Some people hear about the death of a baby and think nothing of it. That it was just another passing moment in our lives. That since the baby didn’t have much time, the baby didn’t really have an impact. Many of these people don’t understand why I choose to remember my children and not just forget them. This is such a strange endeavor for them. Yes, some may have been raised that way while others may never have known a type of loss for a child.
Personally, the first death that I have ever experienced of someone close to me was my children. Prior to their death, I don’t know which side I would have participated. I hope that I would have been the ultimate supporter; the person that helped them to remember and honor their child/children. I consistently have to defend myself and the memory of my children. I contemplate often on why I have to defend myself and all the things that I want to say to these people. Here are some of them:
They are my children.
I did everything in my power to let them be healthy. Eat right, doctor appointments, exercise, etc. No, I did not get to make my children do these things as they got older, but I made myself do these things for my children while I was pregnant. These are the same things that any other parent does for their children throughout their lives. Just because my children’s lives ended at 1 and 2 days old doesn’t mean any less.
Yes, my children are dead and it is sad.
So are many mothers, fathers, spouses, aunts, uncles, dogs, cats, etc. People go around every day remembering these people, or animals. If I bring up my dead cat, no one gets uncomfortable and wonders why I don’t forget him. They understand that the memories I had were great and wonderful. Yet this is an animal. When a parent dies, it doesn’t make the parent no longer exist. It isn’t weird that a person goes to visit their parent’s grave all the time or have their ashes on a mantel. Yet it is weird for a parent to honor their child or go visit the grave of their child.
I have happy memories too.
I remember the exact moment I found out I was pregnant. I remember exactly how I felt when I saw the circles on the ultrasound, the moment I found out that I was having a boy and a girl. I remember going shopping and looking at what we wanted to do. Buying that first elephant and putting it in their room with a smile. The moment that I realized Jaxton hated to be touched. When someone would try to feel my stomach, if they even got near him he would kick their hand right off my stomach. As I write this I smile at these happy memories. Yes, my eyes have welled up, but they didn’t well up from just sadness. It was from that moment of extreme happiness that I felt when I did these things.
I earned my stripes.
Many women give birth to these children that people want us to forget. Some go hours on end in labor, have cesareans and some almost die. I was the latter, both a cesarean and almost died. Imagine going through all of this knowing that your child has already died or is going to die. If I pretend that my children never existed, it’s like telling myself to be ashamed of the way my body looks now, the fact that I had to do something that would have killed me in the earlier stages of the world. Instead I should be looking at my body thinking, I did all of this for my children, who I love.

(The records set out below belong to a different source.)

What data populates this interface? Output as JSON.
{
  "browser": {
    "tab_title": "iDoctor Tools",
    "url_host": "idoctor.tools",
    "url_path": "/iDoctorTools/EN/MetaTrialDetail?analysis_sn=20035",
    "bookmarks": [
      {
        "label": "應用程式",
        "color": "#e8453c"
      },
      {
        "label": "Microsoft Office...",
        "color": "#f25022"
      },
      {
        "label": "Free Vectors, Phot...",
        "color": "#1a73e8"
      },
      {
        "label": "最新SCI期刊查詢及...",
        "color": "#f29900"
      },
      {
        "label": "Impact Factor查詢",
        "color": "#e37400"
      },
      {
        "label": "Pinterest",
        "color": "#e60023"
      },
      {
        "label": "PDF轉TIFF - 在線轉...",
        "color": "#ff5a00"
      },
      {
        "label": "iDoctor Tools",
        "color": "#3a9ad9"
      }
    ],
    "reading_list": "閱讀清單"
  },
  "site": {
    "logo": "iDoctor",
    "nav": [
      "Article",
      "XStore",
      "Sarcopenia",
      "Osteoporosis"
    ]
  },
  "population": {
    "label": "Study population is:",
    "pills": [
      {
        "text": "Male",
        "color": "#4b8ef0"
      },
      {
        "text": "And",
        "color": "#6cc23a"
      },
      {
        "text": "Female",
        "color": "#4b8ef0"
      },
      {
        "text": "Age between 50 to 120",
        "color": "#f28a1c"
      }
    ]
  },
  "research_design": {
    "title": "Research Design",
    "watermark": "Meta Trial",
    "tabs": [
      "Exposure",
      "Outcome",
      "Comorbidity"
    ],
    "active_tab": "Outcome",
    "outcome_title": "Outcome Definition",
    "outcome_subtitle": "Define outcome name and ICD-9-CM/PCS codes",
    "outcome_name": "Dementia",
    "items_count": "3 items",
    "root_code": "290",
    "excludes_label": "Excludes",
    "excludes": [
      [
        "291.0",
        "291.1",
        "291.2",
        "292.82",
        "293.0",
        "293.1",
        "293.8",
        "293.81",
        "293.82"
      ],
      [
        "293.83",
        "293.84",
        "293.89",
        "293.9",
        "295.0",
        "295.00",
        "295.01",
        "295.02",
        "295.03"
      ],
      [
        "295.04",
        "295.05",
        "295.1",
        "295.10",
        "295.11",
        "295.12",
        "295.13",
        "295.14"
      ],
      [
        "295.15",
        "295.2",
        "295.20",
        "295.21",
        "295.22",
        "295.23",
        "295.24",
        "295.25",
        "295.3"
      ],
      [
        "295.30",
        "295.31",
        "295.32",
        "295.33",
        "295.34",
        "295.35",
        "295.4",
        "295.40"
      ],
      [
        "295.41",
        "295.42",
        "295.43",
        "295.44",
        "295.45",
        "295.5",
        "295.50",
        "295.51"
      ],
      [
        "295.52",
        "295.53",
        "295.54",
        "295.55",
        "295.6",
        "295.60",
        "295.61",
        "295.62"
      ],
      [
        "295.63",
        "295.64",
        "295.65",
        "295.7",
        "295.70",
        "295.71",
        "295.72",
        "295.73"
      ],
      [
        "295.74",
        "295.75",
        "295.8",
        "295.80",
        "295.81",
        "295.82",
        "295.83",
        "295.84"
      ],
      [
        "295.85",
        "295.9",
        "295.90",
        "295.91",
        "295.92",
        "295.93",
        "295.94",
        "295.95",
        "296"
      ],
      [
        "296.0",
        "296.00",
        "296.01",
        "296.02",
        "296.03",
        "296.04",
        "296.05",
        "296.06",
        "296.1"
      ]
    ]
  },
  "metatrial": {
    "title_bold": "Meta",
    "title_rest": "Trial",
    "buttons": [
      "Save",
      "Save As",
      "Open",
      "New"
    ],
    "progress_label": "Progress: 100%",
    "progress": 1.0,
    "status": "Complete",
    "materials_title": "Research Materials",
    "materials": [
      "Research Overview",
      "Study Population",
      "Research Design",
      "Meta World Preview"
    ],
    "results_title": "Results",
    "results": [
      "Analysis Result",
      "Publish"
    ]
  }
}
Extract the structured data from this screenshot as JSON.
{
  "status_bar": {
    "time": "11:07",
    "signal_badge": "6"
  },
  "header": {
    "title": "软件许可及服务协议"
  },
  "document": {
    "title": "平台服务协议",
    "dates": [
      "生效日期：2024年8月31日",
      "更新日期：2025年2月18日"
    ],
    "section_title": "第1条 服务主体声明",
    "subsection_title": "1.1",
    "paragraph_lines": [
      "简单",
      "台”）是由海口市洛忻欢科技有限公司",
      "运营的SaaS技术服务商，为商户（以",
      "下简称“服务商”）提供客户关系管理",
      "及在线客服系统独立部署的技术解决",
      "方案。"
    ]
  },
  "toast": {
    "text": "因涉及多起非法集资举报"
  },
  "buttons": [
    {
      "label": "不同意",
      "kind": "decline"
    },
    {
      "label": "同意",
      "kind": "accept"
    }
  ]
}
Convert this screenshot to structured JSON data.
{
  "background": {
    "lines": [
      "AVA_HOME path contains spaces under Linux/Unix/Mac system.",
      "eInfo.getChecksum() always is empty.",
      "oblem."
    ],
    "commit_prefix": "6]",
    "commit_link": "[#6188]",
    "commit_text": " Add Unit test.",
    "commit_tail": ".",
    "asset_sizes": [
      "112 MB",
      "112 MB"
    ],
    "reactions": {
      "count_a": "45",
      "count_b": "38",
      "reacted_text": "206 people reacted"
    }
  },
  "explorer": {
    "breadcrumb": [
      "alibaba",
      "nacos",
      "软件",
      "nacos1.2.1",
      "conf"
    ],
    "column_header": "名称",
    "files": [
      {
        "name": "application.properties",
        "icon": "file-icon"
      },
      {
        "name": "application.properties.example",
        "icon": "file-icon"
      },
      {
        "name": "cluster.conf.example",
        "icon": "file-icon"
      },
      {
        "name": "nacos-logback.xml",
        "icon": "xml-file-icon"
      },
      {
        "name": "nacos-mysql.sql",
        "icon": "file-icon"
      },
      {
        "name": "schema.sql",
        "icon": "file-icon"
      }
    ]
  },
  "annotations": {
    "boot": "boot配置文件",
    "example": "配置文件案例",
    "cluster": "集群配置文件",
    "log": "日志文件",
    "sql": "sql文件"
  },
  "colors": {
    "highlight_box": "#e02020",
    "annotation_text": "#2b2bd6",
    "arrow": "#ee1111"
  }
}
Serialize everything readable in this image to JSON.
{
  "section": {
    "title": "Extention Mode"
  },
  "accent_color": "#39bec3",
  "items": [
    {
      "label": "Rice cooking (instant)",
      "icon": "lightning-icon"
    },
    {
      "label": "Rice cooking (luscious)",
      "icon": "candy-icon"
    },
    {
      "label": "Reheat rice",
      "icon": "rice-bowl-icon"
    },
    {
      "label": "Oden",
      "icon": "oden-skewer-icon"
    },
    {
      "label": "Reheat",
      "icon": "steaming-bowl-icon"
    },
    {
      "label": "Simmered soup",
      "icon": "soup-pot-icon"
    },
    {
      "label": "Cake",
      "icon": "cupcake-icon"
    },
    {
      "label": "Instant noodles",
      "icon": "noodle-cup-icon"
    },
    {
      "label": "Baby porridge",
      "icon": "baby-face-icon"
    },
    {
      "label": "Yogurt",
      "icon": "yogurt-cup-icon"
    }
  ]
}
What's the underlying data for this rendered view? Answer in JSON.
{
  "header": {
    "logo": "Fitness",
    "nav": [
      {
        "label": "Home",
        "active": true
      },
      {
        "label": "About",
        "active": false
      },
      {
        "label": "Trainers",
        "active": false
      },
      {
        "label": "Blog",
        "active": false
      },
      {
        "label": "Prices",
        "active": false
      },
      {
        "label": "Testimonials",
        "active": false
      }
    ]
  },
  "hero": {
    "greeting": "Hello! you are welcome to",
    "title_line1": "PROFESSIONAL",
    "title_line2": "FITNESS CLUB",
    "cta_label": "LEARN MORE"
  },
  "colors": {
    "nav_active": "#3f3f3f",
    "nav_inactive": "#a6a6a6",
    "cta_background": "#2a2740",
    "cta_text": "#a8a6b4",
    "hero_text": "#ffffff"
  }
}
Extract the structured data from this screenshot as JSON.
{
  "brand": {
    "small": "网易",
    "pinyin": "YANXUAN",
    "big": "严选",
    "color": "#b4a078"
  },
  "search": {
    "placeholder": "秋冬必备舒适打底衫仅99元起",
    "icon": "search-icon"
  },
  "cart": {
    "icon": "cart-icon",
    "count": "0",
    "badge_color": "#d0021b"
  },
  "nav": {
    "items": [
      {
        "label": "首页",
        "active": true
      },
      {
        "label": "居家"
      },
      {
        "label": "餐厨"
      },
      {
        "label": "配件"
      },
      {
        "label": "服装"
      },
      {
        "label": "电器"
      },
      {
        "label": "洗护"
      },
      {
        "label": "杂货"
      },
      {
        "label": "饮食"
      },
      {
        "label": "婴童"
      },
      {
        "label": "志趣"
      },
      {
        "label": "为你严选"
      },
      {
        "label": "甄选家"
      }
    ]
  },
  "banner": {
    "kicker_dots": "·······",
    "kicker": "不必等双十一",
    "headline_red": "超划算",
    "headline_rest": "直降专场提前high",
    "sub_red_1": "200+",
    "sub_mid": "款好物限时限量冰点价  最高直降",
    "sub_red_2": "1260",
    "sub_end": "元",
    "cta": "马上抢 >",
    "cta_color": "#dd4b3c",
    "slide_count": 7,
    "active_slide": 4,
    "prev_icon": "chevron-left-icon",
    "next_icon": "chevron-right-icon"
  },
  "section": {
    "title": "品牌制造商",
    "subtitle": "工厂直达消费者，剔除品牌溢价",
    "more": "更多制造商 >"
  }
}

For my living child and the one growing inside me.
One day, whether younger or older, they will wonder “what if it was me that died instead of them?” Would I want them to think that I would have just pushed their memory under the rug? That they were just a moment in my life to forget because it didn’t work out as planned? No. I want my children to know that love doesn’t just die when someone dies. I want them to know without a doubt, that if they were to die at any stage in life, I will continue to love them. I will not forget them and I will make sure that the world knows that I love my children. I hope this day never comes again, but I also know that these things are what children start to think about when they come to realize death exists.
The most important reason is because I love them.
This isn’t a past tense love. My love for them is there every day. To love me, means to love everything about me and I love my children. I would not be who I am today if it wasn’t for Devyn and Jaxton. They changed me the moment I got pregnant and they changed me again the moment that they died. If you do not see the reason why I remember them, then you don’t see the person I really am. Because the person I really am is also a mother to children that have died.
We all love our children. We loved them as we got to know them. I mostly got to know Devyn and Jaxton while in my stomach and for a short time outside of it. We wondered who they would be. We worried about how to keep them safe, if they would hate us or we would be good parents. Now we wonder if we are doing right by them. Some live their lives for the children that have died. To disregard my children is to disregard me. I have lost family and friends because I choose to acknowledge my children in my daily life and in the number of children I have. I have also gained better relationships as well as some new ones in this life I have come to be a part of.
My daughter is going to grow up knowing about her big brother and sister. When my daughter is able to understand that she has 2 siblings that have died and an older half-brother, will people correct her when she says that she has 3 older siblings? Will people tell her that she is wrong or that they didn’t count? It will be her choice to say what she wants to say about all of her siblings and no matter how she chooses to say it, she won’t be wrong. I will do what I believe to be right by my children, all of them.